Records shown:
((
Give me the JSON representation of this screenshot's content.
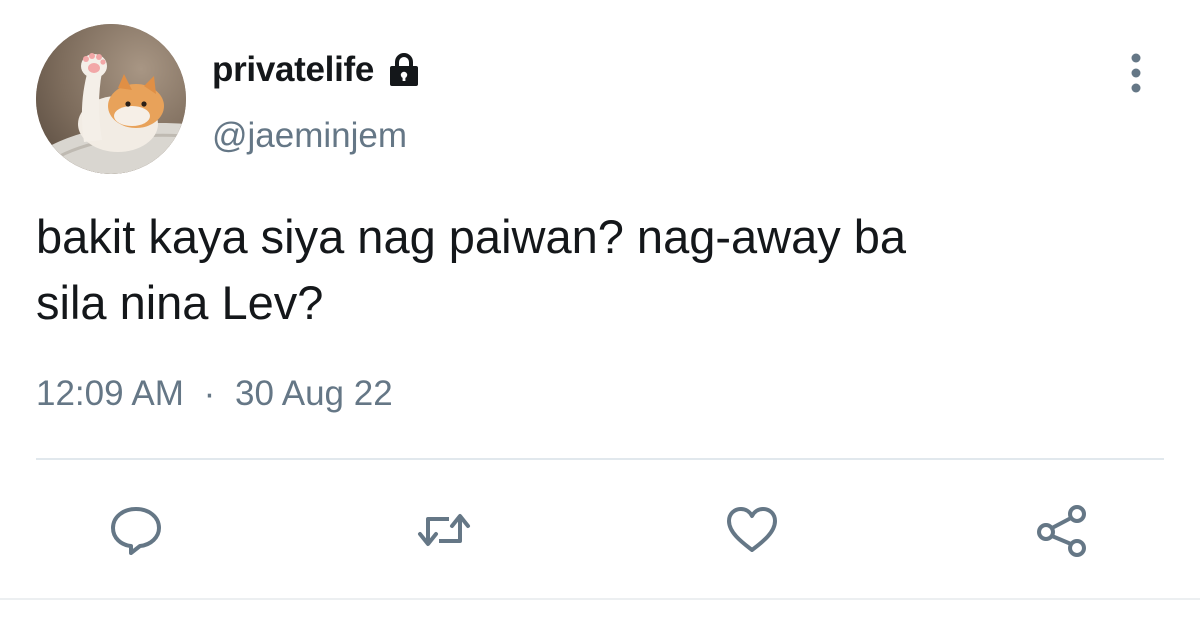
{
  "author": {
    "display_name": "privatelife",
    "handle": "@jaeminjem",
    "protected_icon": "lock-icon",
    "avatar": "cat-waving-paw-avatar"
  },
  "tweet": {
    "text_line1": "bakit kaya siya nag paiwan? nag-away ba",
    "text_line2": "sila nina Lev?",
    "time": "12:09 AM",
    "separator": "·",
    "date": "30 Aug 22"
  },
  "actions": [
    {
      "icon": "reply-icon"
    },
    {
      "icon": "retweet-icon"
    },
    {
      "icon": "like-icon"
    },
    {
      "icon": "share-icon"
    }
  ],
  "menu_icon": "more-vertical-icon",
  "colors": {
    "text": "#14171a",
    "secondary": "#657786",
    "divider": "#e1e8ed"
  }
}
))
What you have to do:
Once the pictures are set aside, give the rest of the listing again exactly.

Result of the task:
Give me the JSON representation of this screenshot's content.
{
  "author": {
    "display_name": "privatelife",
    "handle": "@jaeminjem",
    "protected_icon": "lock-icon",
    "avatar": "cat-waving-paw-avatar"
  },
  "tweet": {
    "text_line1": "bakit kaya siya nag paiwan? nag-away ba",
    "text_line2": "sila nina Lev?",
    "time": "12:09 AM",
    "separator": "·",
    "date": "30 Aug 22"
  },
  "actions": [
    {
      "icon": "reply-icon"
    },
    {
      "icon": "retweet-icon"
    },
    {
      "icon": "like-icon"
    },
    {
      "icon": "share-icon"
    }
  ],
  "menu_icon": "more-vertical-icon",
  "colors": {
    "text": "#14171a",
    "secondary": "#657786",
    "divider": "#e1e8ed"
  }
}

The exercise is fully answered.